In an ideal world, we will have our little girl right here. I have rented a birthing tub that we will pick up tonight (they just called!). Water has shown to have many of the same pain-relieving effects as medication for labouring women and God knows that I love a good bath. I have acquired all the things needed for the homebirth: drop cloths, extra sheets, towels, thermometers. Carole came and checked out our house and was pleased with what she found. We've been re-arranging furniture and nesting like our lives depend on it and I'm pleased to say that things are coming together nicely.

Carole officially approved of our space for birthing. She did mention that a glance at our crazy backdoor neighbour's house and all of it's kitsch made her hope that she hadn't misjudged us. "The Christmas decorations were still up" (and so are Easter & Halloween ones), she said laughing. I nodded knowingly and silently thanked God that Andrew had removed our garland last night.

Now we begin to wait. But while we're waiting: I've got chairs to re-cover, pictures to hang and Andrew has dressers to refinish. Wait, maybe we should repaint all the trim so it looks better. Lord, is that kitchen cabinet messy again? Perhaps I should organize the wine cellar for easier access?

Friday, February 5, 2010

Pregnancy is Not for the Faint of Heart

I begin to suspect that many of the blogging entries about my pregnancy will either serve as birth control for my friends or as evidence of my increasing mental instability. I don't believe that was my original intention, but as Ina May Gaskin said in Spiritual Midwifery, "If you can't be a hero, you can at least be funny while being a chicken." This, as you can well imagine, has instantly become my mantra. I may have it inscribed on the walls during the birth.

I am a chicken. Ina May has some other fascinating 70s name for it, but I can't remember what. I only remember reading about this not very brave, strong person and recognizing myself immediately. I can cautiously over-think and worry myself into a tizzy in record time. And now, faced with the mind-blowingly Brobdingnagian prospect of bearing a child, is no exception. Brobdingnagian - you're wondering? Dictionaries are fun. It came from Gulliver's Travels, meaning giant. I like it's daunting size and unfamiliarity; it contributes a bit more to what I'm trying to say.

The seriousness of person-creating, the intricacies of the human body and its development, the shear magnitude of it all is wondrous... and paralyzing. But then the actuality and eventuality of pregnancy frequently consumes my focus to the point that I forget entirely about anything beyond my aching back, throbbing belly or burning esophagus.
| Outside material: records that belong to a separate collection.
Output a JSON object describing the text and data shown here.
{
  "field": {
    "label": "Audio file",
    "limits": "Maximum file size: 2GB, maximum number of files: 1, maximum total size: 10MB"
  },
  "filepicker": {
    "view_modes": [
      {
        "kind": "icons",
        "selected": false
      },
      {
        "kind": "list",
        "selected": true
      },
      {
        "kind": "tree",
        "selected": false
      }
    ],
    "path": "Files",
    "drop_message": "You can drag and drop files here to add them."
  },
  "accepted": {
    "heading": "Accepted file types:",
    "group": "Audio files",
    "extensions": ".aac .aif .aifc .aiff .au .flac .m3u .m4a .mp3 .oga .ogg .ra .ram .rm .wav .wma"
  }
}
This preoccupation isn't unique to pregnancy: GK Chesterton's best stories call readers to live in a way where we realize the wonders that make up our world. It's just that when you're pregnant these wonder-full, cosmic, and often preposterous things are happening IN YOUR BODY.

All this to say that yesterday's 35th week appointment at the midwife's was going along swimmingly. I have gained 20 pounds, my blood pressure is normal, the baby moves often, her heart is strong, she is not too big and my fundus height measured 32cm. And then the midwife recommended we go get an ultrasound. I was just cruising through this information, when Andrew casually said, "What was the measurement last time?"

"Is it normal to get a second ultrasound now?" "Well," said Carol "No. Not Really."

Please insert the sound of my mind crashing into itself like a conga line.

"No? Not normal?"

Carol quickly and carefully said she was not alarmed.

"Good for her."

Nor should we be alarmed. All the ultrasound would do is clear up a little guesswork as to why my fundus was not as large as it should be at this stage. It was actually measuring smaller than had previously. Comforted by the scientific fact that babies don't shrink, this leaves a few other explanations: the baby was just in a funny position, the amniotic fluid level was low because I was a little dehydrated, the baby is already moving down into position to be born, or the amniotic fluid level is low for some other reason. So, while it's never ideal to hear anything is unusual during pregnancy, there's not really a cause to get upset.

I'm repeating that phrase regularly. We got the ultrasound this morning and we'll find out more Monday.